WASHINGTON -- The United States promised $200 million to help poor nations combat the global food crisis amid mounting warnings over the impact.
With many governments fighting unrest over sky-rocketing prices, the Philippine government declared war on rice hoarders and appealed for US help to boost stocks.
As oil prices hit a new high of $112.78 a barrel, Bangladesh became the latest nation to see food protests and UNESCO said the inflation was forcing poor families take children out of schools and go to work to help pay for food.
The United States announced its emergency aid one day after the head of the World Bank warned in Washington that 100 million more people could be pushed into poverty because of the doubling of food prices in the past three years.
"This additional food aid will address the impact of rising commodity prices on US emergency food aid programs, and be used to meet unanticipated food aid needs in Africa and elsewhere," White House spokeswoman Dana Perino said.
She said Washington would consider increasing the aid, adding that the money would be channeled through the US Agency for International Development.
Perino said earlier that President George W. Bush was "very concerned" about the prices phenomenon and "has raised the issue with his national security advisors, and he has asked State (Department) and USAID to look at what can be done in the near term."
Earlier, UN chief Ban Ki-moon warned that the food crisis could trigger political upheavals and security risks.
"The rapidly escalating crisis of food availability around the world has reached emergency proportions," he told a meeting of key UN financial, economic and trade institutions in New York.
Food protests have already been the cause of deadly protests in African countries such as Cameroon, Senegal and Mauritania and riots in Haiti and Indonesia.
"We need not only short-term emergency measures to meet urgent critical needs and avert starvation in many regions across the world, but also a significant increase in long-term productivity in food grain production," Ban told the meeting.
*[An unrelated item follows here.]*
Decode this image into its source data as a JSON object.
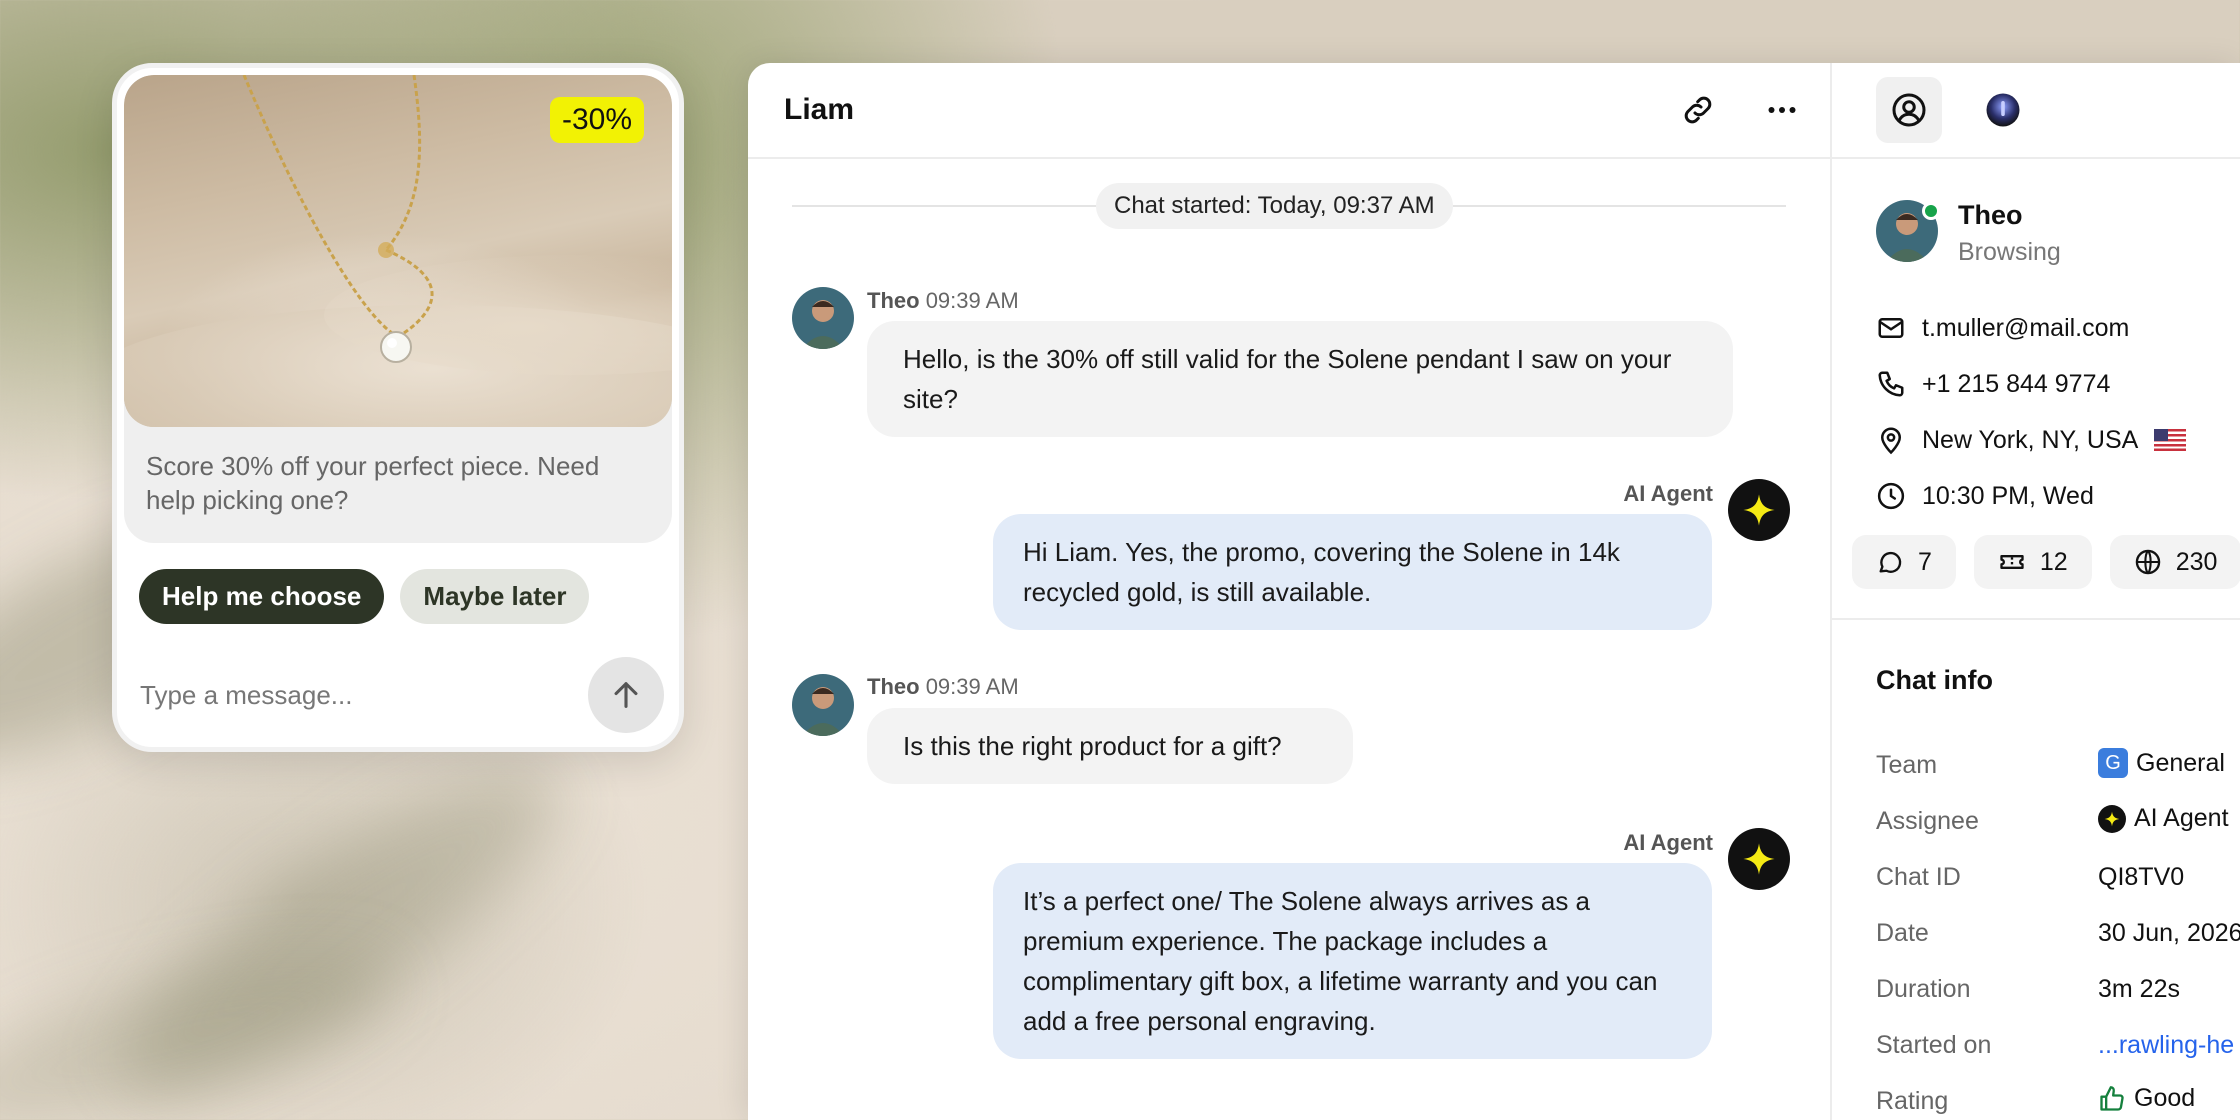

The Philippine government said the United States has agreed to sell 100,000 tons of rice to help bolster its government stocks. Agriculture Secretary Arthur Yap said in Manila that authorities were investigating alleged rice hoarding and speculation.
President Gloria Macapagal-Arroyo said: "Anyone caught stealing rice from the people must be thrown into jail."
Speaking after a Cabinet meeting on the rapid rise in rice prices, she added: "I am leading the charge to crack down on any form of corruption by public or private persons who would divert supplies or pervert the price of this essential commodity in any way."
At least 15,000 Bangladesh garment factory workers went on strike Tuesday to call for higher wages as food prices in the impoverished nation soar.
Bandladesh's garment industry, the leading export earner, saw dozens of factories idle at the Fatullah industrial zone south of Dhaka, police said.
UNESCO said in a statement ahead of the release of a major report on poverty, that since March 2007 prices for soya beans have risen 87 percent and for wheat 130 percent at a time when global grain stores are at their lowest levels on record.
It attributed the trend to increased demand in China and India as well as the alternative use of maize and soya beans for biofuels.
The UN Children's Fund (UNICEF) said increased prices are forcing children out of classrooms and into jobs to help pay for family food.
The impact of higher food prices is particularly marked in poor countries where 75 percent of a family's revenues go on food, compared to rich countries where just 15 percent of a household's income is spent on meals, UNICEF said.
A drop in school attendance is already being observed in Nepal, said World Food Program spokeswoman Christiane Berthiaume.
In many countries, the only warm meal children get in a day is the meal served in school canteens. In Cambodia, the WFP has been forced to suspend food distribution to school canteens as local suppliers ended their contracts so they can sell elsewhere at a higher price.